REQUIRED ACTION: Look through the entries. Copy each line that has the word "Volts".

Data about app and page elements:
[Start of section]

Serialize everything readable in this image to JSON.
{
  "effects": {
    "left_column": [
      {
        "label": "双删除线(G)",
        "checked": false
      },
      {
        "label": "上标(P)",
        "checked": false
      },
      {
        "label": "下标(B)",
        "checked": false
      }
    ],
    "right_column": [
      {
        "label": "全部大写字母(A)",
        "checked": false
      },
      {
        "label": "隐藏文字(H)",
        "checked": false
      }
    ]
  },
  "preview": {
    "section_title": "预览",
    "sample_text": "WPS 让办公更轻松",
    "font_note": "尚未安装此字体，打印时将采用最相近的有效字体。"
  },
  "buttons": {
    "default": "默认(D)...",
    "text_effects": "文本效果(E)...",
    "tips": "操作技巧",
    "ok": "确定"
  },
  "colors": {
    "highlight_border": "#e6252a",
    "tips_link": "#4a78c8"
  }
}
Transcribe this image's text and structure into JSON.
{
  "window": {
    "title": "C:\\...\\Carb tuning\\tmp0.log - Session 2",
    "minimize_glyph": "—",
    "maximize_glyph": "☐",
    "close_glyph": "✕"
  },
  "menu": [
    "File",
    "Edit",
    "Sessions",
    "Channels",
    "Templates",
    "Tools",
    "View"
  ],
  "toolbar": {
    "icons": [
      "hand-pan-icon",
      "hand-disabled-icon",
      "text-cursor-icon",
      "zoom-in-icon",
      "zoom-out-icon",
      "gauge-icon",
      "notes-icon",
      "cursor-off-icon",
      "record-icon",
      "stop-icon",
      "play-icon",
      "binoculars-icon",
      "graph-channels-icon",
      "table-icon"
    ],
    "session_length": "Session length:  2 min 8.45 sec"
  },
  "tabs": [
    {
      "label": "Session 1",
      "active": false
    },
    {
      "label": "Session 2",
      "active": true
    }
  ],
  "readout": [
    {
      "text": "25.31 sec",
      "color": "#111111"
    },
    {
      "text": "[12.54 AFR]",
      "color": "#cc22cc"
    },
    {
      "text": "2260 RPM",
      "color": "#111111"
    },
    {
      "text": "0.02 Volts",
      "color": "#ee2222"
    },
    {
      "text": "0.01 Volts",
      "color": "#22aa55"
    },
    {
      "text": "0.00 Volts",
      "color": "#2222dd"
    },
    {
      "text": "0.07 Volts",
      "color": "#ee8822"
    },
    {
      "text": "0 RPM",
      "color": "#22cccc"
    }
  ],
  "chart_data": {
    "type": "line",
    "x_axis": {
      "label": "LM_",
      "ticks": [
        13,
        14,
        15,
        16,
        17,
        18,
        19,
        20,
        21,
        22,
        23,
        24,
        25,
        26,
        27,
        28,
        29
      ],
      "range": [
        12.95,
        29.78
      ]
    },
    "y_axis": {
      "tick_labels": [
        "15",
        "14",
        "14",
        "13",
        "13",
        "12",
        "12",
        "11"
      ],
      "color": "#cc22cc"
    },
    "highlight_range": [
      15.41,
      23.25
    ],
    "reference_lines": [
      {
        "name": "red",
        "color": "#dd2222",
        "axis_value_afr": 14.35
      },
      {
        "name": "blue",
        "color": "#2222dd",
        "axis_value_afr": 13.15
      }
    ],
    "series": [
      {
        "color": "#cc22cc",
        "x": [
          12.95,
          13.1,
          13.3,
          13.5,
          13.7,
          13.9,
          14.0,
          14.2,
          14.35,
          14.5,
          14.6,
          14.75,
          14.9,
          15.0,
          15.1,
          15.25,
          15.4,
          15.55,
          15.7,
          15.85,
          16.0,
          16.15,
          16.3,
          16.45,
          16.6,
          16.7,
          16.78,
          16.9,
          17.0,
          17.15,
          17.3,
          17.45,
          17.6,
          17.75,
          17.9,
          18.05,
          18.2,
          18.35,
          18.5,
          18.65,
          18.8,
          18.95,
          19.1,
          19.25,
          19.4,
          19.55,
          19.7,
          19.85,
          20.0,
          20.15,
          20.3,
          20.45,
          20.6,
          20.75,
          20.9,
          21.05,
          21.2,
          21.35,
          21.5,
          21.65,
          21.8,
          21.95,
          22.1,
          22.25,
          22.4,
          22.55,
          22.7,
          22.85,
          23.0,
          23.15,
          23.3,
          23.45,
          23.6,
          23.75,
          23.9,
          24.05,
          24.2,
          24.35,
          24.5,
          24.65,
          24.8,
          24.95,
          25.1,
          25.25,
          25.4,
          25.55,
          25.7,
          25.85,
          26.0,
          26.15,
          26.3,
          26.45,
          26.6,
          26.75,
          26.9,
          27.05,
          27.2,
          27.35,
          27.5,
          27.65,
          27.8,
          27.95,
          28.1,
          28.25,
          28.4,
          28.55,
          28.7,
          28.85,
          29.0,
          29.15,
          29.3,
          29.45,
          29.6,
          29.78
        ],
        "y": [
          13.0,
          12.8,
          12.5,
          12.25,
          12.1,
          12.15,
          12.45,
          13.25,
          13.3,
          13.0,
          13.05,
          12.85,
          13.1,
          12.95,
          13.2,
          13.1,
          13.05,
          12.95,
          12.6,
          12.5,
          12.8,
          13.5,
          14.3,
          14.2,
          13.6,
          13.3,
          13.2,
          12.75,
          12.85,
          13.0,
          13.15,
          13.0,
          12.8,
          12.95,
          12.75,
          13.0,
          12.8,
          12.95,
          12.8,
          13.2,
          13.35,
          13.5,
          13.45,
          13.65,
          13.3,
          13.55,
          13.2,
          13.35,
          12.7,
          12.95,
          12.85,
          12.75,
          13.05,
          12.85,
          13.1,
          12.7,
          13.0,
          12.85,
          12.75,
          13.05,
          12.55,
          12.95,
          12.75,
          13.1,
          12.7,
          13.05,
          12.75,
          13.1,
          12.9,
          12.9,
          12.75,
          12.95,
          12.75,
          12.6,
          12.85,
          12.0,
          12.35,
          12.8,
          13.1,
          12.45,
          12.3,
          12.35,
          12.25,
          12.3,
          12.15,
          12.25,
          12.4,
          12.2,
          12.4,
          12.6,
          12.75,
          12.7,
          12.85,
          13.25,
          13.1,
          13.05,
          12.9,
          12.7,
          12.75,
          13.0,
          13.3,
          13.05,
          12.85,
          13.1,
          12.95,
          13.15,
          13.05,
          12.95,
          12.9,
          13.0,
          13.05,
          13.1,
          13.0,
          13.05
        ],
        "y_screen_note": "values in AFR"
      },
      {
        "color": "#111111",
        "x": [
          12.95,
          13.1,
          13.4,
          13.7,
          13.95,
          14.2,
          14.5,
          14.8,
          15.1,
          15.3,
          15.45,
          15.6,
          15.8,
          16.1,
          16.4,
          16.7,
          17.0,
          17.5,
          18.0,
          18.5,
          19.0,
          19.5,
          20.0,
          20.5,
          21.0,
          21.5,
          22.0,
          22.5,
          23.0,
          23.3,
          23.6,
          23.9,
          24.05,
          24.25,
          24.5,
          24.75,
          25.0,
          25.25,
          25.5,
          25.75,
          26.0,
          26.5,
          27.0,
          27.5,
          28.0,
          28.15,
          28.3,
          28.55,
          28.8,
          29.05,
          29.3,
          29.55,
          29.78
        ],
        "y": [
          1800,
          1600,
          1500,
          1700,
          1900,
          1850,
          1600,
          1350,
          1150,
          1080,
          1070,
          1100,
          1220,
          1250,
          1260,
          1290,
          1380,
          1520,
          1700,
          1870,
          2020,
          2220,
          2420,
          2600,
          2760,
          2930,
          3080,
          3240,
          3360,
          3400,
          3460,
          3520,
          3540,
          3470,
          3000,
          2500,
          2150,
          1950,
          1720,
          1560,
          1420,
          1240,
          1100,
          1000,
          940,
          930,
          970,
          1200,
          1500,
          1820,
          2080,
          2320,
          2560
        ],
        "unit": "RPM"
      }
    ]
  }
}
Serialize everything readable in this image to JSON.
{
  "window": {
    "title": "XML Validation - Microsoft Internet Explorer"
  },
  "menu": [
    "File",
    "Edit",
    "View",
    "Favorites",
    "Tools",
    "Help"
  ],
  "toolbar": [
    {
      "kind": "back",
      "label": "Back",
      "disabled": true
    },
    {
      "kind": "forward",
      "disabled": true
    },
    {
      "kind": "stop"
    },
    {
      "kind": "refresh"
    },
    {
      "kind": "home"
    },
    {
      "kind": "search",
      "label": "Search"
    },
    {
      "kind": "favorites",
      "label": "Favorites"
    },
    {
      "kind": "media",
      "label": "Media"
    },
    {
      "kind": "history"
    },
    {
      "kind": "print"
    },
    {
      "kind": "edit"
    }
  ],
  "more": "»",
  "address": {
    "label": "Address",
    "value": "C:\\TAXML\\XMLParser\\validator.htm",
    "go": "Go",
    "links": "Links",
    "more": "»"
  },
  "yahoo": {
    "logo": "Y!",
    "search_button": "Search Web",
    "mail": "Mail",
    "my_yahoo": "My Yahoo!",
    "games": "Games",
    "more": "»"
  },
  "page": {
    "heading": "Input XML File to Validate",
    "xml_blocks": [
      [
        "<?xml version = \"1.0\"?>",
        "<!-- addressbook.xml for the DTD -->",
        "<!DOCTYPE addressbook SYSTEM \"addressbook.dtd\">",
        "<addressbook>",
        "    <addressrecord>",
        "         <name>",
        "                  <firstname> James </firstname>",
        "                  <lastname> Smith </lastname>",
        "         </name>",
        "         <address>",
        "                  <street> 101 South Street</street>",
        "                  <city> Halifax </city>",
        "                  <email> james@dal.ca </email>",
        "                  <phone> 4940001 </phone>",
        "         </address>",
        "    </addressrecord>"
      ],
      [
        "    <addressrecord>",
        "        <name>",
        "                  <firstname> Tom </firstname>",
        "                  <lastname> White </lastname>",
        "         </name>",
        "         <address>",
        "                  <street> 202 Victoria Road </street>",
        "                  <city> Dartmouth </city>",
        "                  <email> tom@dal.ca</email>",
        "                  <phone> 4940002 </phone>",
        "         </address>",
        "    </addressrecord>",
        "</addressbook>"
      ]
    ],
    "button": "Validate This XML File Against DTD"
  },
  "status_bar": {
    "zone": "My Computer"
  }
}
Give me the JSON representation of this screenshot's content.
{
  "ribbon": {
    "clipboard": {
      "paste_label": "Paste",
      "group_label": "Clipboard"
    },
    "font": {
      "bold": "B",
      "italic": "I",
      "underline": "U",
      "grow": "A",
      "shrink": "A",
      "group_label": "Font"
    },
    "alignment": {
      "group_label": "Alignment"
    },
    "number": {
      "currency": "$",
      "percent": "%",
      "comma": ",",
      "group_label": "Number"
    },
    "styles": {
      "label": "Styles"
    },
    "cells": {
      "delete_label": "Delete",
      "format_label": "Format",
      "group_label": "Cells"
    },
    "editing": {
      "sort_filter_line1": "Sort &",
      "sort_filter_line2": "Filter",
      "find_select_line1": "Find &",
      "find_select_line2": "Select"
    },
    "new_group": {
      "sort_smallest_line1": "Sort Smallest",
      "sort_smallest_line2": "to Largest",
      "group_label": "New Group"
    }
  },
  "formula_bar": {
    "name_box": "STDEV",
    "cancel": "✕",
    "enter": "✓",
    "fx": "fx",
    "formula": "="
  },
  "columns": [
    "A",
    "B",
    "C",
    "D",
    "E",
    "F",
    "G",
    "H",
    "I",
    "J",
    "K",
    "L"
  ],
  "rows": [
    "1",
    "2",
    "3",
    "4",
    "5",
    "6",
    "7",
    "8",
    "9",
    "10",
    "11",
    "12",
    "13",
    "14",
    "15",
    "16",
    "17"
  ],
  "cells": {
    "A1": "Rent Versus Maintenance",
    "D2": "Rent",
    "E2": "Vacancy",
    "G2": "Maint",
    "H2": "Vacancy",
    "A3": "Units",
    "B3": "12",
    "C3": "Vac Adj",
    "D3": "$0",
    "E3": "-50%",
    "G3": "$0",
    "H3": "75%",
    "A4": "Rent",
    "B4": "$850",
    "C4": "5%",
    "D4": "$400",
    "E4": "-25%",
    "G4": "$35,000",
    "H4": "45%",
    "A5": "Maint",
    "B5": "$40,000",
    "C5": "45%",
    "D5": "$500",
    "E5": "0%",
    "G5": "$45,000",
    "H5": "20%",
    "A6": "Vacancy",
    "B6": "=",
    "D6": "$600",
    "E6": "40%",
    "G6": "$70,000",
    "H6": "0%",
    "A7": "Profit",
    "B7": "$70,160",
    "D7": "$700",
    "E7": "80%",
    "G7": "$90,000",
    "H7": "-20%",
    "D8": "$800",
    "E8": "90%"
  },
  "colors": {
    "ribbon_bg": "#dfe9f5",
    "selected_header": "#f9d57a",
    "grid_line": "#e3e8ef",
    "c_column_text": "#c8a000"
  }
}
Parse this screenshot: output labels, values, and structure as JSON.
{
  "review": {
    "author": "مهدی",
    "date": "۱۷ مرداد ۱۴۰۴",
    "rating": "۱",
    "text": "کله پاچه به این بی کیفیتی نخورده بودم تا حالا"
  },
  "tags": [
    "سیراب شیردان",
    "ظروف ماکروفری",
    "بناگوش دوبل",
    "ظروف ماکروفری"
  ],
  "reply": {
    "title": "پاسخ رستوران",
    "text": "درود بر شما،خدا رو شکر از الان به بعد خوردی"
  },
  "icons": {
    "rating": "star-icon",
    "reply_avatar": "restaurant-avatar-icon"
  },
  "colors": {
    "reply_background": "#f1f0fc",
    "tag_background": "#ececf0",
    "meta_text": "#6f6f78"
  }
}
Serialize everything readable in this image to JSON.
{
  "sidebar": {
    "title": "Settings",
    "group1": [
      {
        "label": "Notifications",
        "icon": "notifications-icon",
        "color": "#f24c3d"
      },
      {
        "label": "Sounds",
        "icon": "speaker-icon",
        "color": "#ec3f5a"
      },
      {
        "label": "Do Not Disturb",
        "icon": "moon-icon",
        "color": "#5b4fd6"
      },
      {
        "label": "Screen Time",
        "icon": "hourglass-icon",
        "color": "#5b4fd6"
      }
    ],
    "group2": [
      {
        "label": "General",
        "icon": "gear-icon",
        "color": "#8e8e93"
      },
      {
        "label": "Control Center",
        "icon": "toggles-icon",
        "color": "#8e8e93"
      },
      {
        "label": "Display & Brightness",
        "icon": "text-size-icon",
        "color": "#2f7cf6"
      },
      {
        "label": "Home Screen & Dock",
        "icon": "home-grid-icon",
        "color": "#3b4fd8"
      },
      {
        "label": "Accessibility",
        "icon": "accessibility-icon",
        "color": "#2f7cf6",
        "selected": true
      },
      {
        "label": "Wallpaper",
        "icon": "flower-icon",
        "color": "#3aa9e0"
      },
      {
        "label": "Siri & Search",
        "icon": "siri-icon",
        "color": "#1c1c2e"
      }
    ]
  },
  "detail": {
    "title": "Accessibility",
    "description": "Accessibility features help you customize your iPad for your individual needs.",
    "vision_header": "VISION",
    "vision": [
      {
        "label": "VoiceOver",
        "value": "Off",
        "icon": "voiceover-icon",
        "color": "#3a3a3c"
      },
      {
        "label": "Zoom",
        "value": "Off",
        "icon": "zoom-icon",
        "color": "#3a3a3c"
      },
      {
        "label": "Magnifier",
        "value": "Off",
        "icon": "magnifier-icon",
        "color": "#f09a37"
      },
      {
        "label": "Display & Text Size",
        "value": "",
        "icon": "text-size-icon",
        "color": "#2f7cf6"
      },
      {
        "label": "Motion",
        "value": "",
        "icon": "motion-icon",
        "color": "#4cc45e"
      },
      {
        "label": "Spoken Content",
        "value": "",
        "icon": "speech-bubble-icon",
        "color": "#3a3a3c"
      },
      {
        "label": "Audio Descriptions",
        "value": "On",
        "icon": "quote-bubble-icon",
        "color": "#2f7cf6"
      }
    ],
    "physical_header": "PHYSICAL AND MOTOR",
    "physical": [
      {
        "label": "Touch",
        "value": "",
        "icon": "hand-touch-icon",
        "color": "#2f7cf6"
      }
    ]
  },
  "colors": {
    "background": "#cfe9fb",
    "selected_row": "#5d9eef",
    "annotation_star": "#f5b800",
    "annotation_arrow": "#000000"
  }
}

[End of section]

EXERCISE RESPONSE:
      "text": "0.02 Volts",
      "text": "0.01 Volts",
      "text": "0.00 Volts",
      "text": "0.07 Volts",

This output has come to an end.